It was never going to be a stretch for Destroyer to do an acoustic solo set. Though his albums are fleshed out with a full band, Destroyer is still Dan Bejar on his own, and most of his work readily strips back to simple guitar and vocal arrangements without feeling like anything is missing.
So what’s really special about seeing Destroyer standing on a stage alone, strumming his guitar with his thumb? It’s the attention he pays to his entire catalogue, including a song from his latest EP, Five Spanish Songs, as well as early works like “Streets of Fire,” from his 1996 debut. It all bleeds together in the course of a twenty song set, but in this setting we get the impression of Bejar at his best. The room is dead silent and all of the nuances in his vocals, most notably his stage whispers, are conveyed in such a way that describing the evening as “intimate” actually feels appropriate.

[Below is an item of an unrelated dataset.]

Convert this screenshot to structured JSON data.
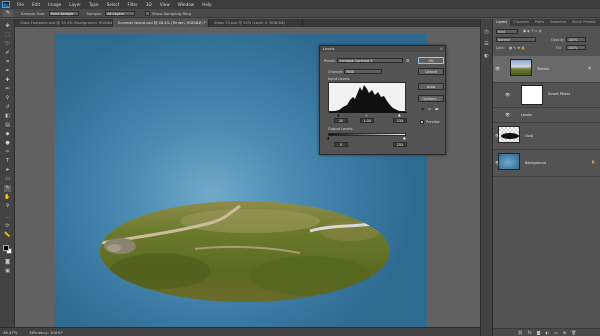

But that silence feels too prominent between songs, and it’s well into the set before Bejar seems to realize he should fill in those gaps. Even then, he only makes little comments about when the songs were written and what they’re called. Bejar expresses uncertainty about how familiar the sold-out room is with the songs, comparing the evening to the idea of Donna Summer doing an acoustic folk tour. He then admits, “I never thought that before I said it, but now I’m going to think it more often,” and amid the laughter eases into “Chinatown.”

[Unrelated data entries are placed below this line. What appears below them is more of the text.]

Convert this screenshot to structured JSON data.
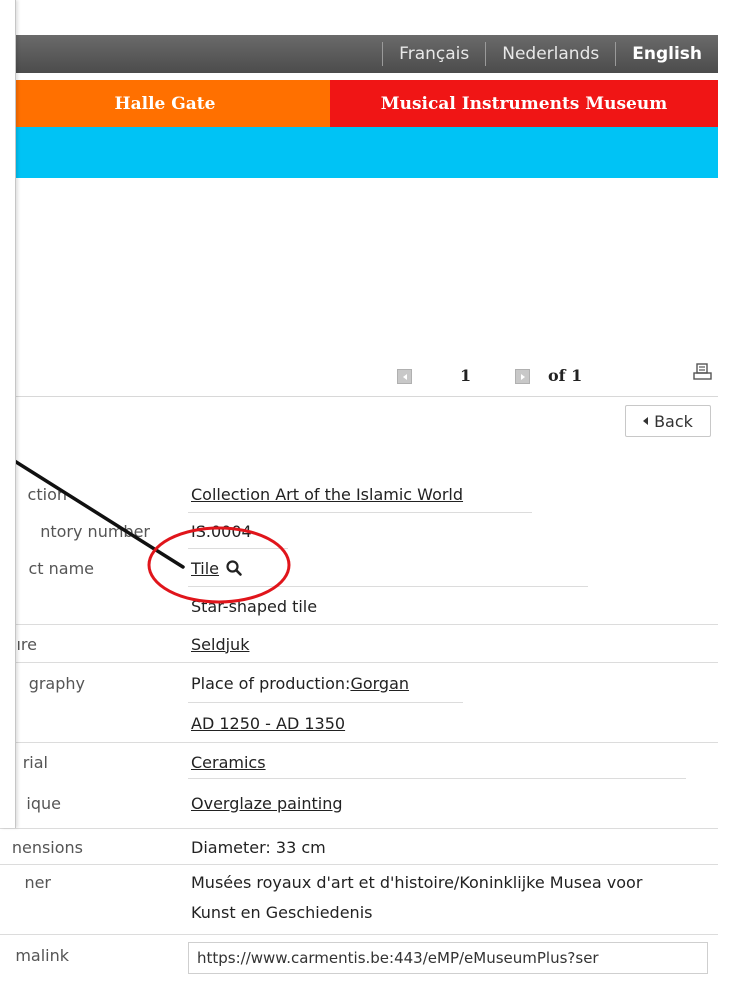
{
  "languages": [
    {
      "label": "Français",
      "active": false
    },
    {
      "label": "Nederlands",
      "active": false
    },
    {
      "label": "English",
      "active": true
    }
  ],
  "museums": [
    {
      "label": "Halle Gate",
      "color": "#ff7000"
    },
    {
      "label": "Musical Instruments Museum",
      "color": "#f01515"
    }
  ],
  "accent_bar_color": "#00c3f5",
  "pager": {
    "current": "1",
    "of_label": "of 1"
  },
  "back_label": "Back",
  "details": [
    {
      "label": "ction",
      "value": "Collection Art of the Islamic World",
      "link": true
    },
    {
      "label": "ntory number",
      "value": "IS.0004",
      "link": false
    },
    {
      "label": "ct name",
      "value": "Tile",
      "link": true
    },
    {
      "label": "",
      "value": "Star-shaped tile",
      "link": false
    },
    {
      "label": "ıre",
      "value": "Seldjuk",
      "link": true
    },
    {
      "label": "graphy",
      "value_prefix": "Place of production:",
      "value": "Gorgan",
      "link": true
    },
    {
      "label": "",
      "value": "AD 1250 - AD 1350",
      "link": true
    },
    {
      "label": "rial",
      "value": "Ceramics",
      "link": true
    },
    {
      "label": "ique",
      "value": "Overglaze painting",
      "link": true
    },
    {
      "label": "nensions",
      "value": "Diameter: 33 cm",
      "link": false
    },
    {
      "label": "ner",
      "value": "Musées royaux d'art et d'histoire/Koninklijke Musea voor Kunst en Geschiedenis",
      "link": false
    },
    {
      "label": "malink",
      "value": "https://www.carmentis.be:443/eMP/eMuseumPlus?ser",
      "link": false
    }
  ],
  "annotation_color": "#e0151b"
}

For the most part, Bejar’s interaction with the audience is limited to the half-bow he gives after each song, his curly hair tumbling down in front of him, needing to be smoothed back. It’s a small recognition that he is performing for a crowd, a not for his own amusement, which the placid look he maintains would suggest. This mild expression combined with that mass of bushy hair gives him the gentle appearance of a stuffed animal. He makes it easy to be comfortable in his presence, whether or not he acknowledges anyone else as present.